EXERCISE:
Among the lines of the records, find all that carry the word "body" and copy them.

(App and web page records)
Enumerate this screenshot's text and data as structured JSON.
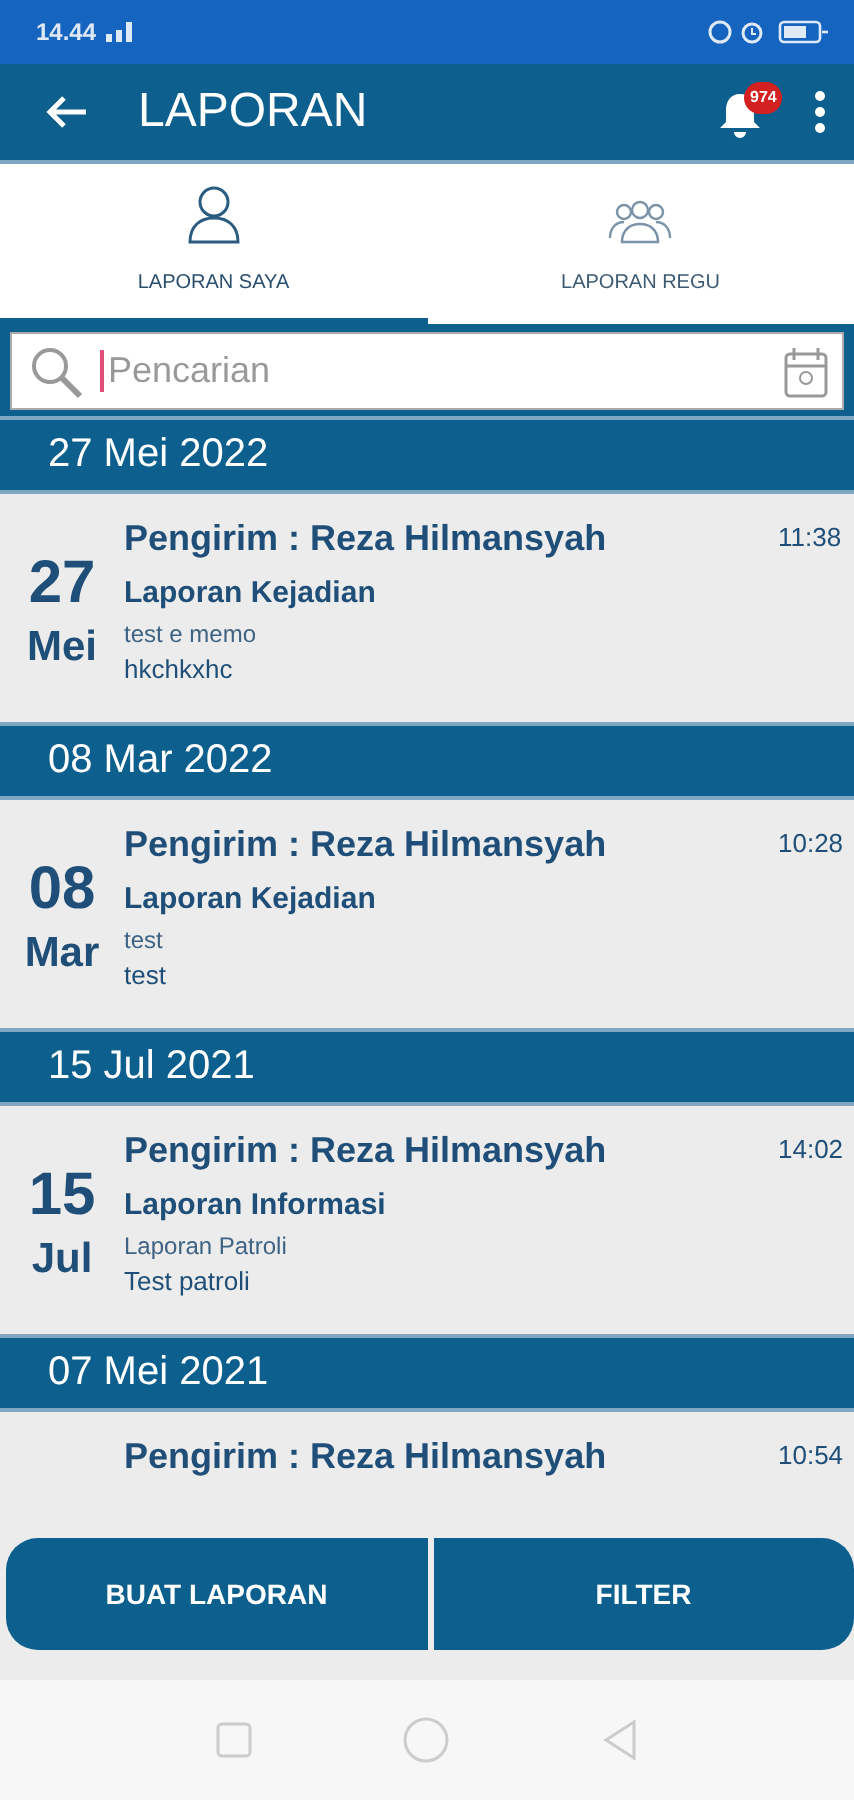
{
  "status_bar": {
    "time": "14.44"
  },
  "app_bar": {
    "title": "LAPORAN",
    "notification_count": "974"
  },
  "tabs": [
    {
      "label": "LAPORAN SAYA",
      "kind": "person",
      "selected": true
    },
    {
      "label": "LAPORAN REGU",
      "kind": "group",
      "selected": false
    }
  ],
  "search": {
    "placeholder": "Pencarian"
  },
  "reports": [
    {
      "date_header": "27 Mei 2022",
      "day": "27",
      "month": "Mei",
      "sender": "Pengirim : Reza  Hilmansyah",
      "time": "11:38",
      "title": "Laporan Kejadian",
      "subtitle": "test e memo",
      "body": "hkchkxhc"
    },
    {
      "date_header": "08 Mar 2022",
      "day": "08",
      "month": "Mar",
      "sender": "Pengirim : Reza  Hilmansyah",
      "time": "10:28",
      "title": "Laporan Kejadian",
      "subtitle": "test",
      "body": "test"
    },
    {
      "date_header": "15 Jul 2021",
      "day": "15",
      "month": "Jul",
      "sender": "Pengirim : Reza  Hilmansyah",
      "time": "14:02",
      "title": "Laporan Informasi",
      "subtitle": "Laporan Patroli",
      "body": "Test patroli"
    },
    {
      "date_header": "07 Mei 2021",
      "sender": "Pengirim : Reza  Hilmansyah",
      "time": "10:54"
    }
  ],
  "actions": [
    "BUAT LAPORAN",
    "FILTER"
  ]
}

RESPONSE AREA:
      "body": "hkchkxhc"
      "body": "test"
      "body": "Test patroli"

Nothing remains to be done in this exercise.